(Data entries)
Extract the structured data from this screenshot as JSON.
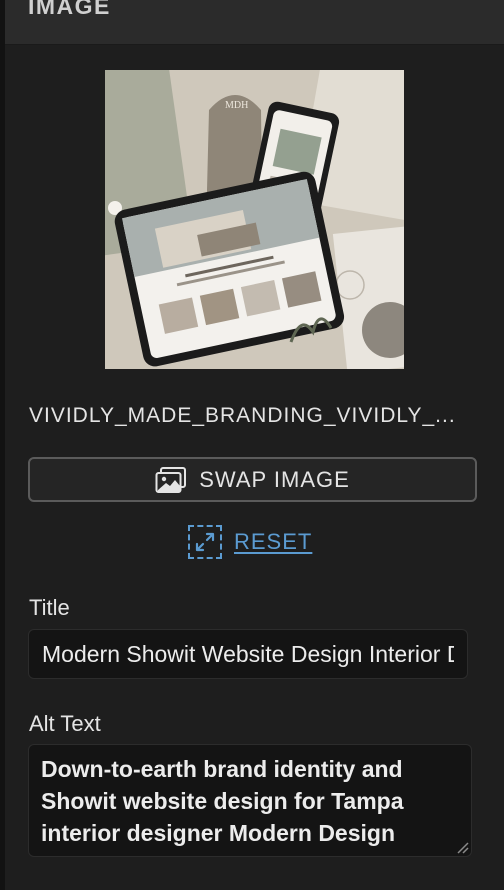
{
  "panel": {
    "title": "IMAGE"
  },
  "image": {
    "filename": "VIVIDLY_MADE_BRANDING_VIVIDLY_..."
  },
  "actions": {
    "swap_label": "SWAP IMAGE",
    "swap_icon": "image-icon",
    "reset_label": "RESET",
    "reset_icon": "expand-arrows-icon"
  },
  "fields": {
    "title_label": "Title",
    "title_value": "Modern Showit Website Design Interior Designer",
    "alt_label": "Alt Text",
    "alt_value": "Down-to-earth brand identity and Showit website design for Tampa interior designer Modern Design Home, created by Vividly Made Branding."
  },
  "colors": {
    "panel_bg": "#1e1e1e",
    "header_bg": "#2b2b2b",
    "link_blue": "#5b9bd1",
    "input_bg": "#141414"
  }
}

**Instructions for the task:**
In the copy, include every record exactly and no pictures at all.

**Task answer:**
Extract the structured data from this screenshot as JSON.
{
  "panel": {
    "title": "IMAGE"
  },
  "image": {
    "filename": "VIVIDLY_MADE_BRANDING_VIVIDLY_..."
  },
  "actions": {
    "swap_label": "SWAP IMAGE",
    "swap_icon": "image-icon",
    "reset_label": "RESET",
    "reset_icon": "expand-arrows-icon"
  },
  "fields": {
    "title_label": "Title",
    "title_value": "Modern Showit Website Design Interior Designer",
    "alt_label": "Alt Text",
    "alt_value": "Down-to-earth brand identity and Showit website design for Tampa interior designer Modern Design Home, created by Vividly Made Branding."
  },
  "colors": {
    "panel_bg": "#1e1e1e",
    "header_bg": "#2b2b2b",
    "link_blue": "#5b9bd1",
    "input_bg": "#141414"
  }
}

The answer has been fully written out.